> _What needs to be done_:
Check each line of the listing below for the string "Apple", then copy every line that has it.

[Materials provided Boundary: Start]

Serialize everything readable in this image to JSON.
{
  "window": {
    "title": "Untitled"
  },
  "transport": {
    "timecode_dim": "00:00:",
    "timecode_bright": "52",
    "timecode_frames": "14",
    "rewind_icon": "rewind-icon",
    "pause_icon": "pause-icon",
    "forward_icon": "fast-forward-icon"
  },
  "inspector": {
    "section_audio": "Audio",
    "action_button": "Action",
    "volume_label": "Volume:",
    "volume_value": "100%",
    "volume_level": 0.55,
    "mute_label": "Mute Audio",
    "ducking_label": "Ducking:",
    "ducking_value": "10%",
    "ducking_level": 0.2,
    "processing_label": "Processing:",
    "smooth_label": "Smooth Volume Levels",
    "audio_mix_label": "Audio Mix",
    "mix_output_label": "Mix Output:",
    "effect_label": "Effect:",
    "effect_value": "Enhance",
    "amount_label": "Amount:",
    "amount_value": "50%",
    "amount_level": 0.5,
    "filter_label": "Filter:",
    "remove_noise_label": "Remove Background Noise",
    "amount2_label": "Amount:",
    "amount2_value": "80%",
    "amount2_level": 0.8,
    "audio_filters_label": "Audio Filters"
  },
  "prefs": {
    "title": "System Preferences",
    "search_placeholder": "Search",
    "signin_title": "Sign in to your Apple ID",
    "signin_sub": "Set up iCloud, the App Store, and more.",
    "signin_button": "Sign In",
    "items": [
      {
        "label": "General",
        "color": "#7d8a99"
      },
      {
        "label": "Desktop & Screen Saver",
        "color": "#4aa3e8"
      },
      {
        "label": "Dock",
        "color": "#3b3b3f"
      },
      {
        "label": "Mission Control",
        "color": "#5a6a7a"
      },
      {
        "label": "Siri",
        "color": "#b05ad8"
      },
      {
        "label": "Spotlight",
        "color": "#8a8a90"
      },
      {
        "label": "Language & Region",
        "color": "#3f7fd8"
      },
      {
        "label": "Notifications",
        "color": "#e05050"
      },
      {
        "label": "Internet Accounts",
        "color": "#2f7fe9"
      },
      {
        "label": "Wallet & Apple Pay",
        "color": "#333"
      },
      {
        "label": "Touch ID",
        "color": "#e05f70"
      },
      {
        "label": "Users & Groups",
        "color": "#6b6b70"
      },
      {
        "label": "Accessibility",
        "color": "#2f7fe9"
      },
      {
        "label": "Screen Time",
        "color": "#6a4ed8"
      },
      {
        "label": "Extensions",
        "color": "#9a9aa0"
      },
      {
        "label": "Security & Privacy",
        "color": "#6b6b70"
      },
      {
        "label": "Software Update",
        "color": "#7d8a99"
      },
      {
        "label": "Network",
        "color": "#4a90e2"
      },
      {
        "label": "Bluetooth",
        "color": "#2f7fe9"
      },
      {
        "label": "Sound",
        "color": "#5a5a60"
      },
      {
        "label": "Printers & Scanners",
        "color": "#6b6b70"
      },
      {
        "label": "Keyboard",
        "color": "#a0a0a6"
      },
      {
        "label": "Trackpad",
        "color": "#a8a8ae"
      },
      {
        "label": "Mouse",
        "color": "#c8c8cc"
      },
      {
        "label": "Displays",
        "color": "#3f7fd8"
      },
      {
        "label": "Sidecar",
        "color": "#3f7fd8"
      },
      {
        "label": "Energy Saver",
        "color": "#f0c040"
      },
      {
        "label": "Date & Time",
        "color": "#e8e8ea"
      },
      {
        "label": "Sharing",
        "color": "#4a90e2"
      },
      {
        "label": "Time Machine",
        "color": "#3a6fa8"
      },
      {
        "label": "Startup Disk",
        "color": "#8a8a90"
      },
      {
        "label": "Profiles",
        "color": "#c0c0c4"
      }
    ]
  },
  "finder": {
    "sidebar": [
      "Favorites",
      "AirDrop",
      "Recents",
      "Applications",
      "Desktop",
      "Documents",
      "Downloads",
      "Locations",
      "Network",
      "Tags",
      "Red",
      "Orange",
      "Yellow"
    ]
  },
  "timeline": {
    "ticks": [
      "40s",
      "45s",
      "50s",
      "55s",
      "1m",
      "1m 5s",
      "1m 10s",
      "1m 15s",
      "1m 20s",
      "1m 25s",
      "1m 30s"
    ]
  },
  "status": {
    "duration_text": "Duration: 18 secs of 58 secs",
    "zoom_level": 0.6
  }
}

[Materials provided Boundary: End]

> _Answer area_:
    "signin_title": "Sign in to your Apple ID",
        "label": "Wallet & Apple Pay",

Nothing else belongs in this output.